Exercise: If a line in the entries below includes the string "contenente", copy it out.

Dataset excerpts
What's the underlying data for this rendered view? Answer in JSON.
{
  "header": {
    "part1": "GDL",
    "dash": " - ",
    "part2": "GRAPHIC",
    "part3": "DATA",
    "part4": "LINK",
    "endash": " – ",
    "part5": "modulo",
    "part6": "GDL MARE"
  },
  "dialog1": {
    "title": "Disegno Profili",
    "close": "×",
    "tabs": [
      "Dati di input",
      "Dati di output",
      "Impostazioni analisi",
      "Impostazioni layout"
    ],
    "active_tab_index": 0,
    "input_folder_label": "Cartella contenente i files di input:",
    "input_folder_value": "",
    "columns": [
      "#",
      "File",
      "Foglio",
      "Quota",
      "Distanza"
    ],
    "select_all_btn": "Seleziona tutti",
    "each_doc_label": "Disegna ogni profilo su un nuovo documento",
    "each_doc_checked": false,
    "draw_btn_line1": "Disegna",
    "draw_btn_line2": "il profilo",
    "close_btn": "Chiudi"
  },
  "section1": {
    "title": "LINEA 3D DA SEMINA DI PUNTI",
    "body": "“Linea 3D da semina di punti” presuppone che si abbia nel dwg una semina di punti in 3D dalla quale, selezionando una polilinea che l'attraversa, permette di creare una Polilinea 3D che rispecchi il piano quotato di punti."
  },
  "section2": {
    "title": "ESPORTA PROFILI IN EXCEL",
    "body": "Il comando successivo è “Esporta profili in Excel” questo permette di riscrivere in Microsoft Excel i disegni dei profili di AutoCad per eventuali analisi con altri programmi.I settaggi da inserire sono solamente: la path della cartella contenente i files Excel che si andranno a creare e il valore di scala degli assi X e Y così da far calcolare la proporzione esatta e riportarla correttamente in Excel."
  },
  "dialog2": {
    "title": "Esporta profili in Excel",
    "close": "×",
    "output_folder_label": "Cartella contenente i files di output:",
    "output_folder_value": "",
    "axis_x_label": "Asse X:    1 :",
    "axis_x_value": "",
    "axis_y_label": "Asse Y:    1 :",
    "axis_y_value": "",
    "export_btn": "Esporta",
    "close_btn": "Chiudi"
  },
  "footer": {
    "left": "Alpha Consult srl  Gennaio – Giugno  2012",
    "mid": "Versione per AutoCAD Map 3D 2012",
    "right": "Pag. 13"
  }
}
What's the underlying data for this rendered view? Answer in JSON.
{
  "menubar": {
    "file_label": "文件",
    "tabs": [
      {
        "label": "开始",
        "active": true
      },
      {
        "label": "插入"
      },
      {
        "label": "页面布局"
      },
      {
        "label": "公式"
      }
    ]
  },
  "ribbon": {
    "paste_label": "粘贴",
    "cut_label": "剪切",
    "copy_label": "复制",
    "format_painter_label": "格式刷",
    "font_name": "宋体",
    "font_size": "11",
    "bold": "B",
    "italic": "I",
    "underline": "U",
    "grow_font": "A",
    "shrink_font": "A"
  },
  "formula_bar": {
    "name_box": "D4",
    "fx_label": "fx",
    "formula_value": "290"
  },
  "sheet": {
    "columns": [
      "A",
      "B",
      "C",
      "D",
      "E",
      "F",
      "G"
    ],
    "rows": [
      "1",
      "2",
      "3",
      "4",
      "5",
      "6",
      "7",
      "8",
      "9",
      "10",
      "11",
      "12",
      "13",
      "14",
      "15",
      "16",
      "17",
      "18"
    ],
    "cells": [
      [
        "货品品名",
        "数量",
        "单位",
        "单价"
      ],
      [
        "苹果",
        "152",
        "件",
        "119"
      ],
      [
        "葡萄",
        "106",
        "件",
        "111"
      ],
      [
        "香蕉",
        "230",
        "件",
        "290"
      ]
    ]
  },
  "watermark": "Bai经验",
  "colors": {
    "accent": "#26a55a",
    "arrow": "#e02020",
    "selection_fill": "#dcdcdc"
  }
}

Reply to the exercise:
    "input_folder_label": "Cartella contenente i files di input:",
    "body": "Il comando successivo è “Esporta profili in Excel” questo permette di riscrivere in Microsoft Excel i disegni dei profili di AutoCad per eventuali analisi con altri programmi.I settaggi da inserire sono solamente: la path della cartella contenente i files Excel che si andranno a creare e il valore di scala degli assi X e Y così da far calcolare la proporzione esatta e riportarla correttamente in Excel."
    "output_folder_label": "Cartella contenente i files di output:",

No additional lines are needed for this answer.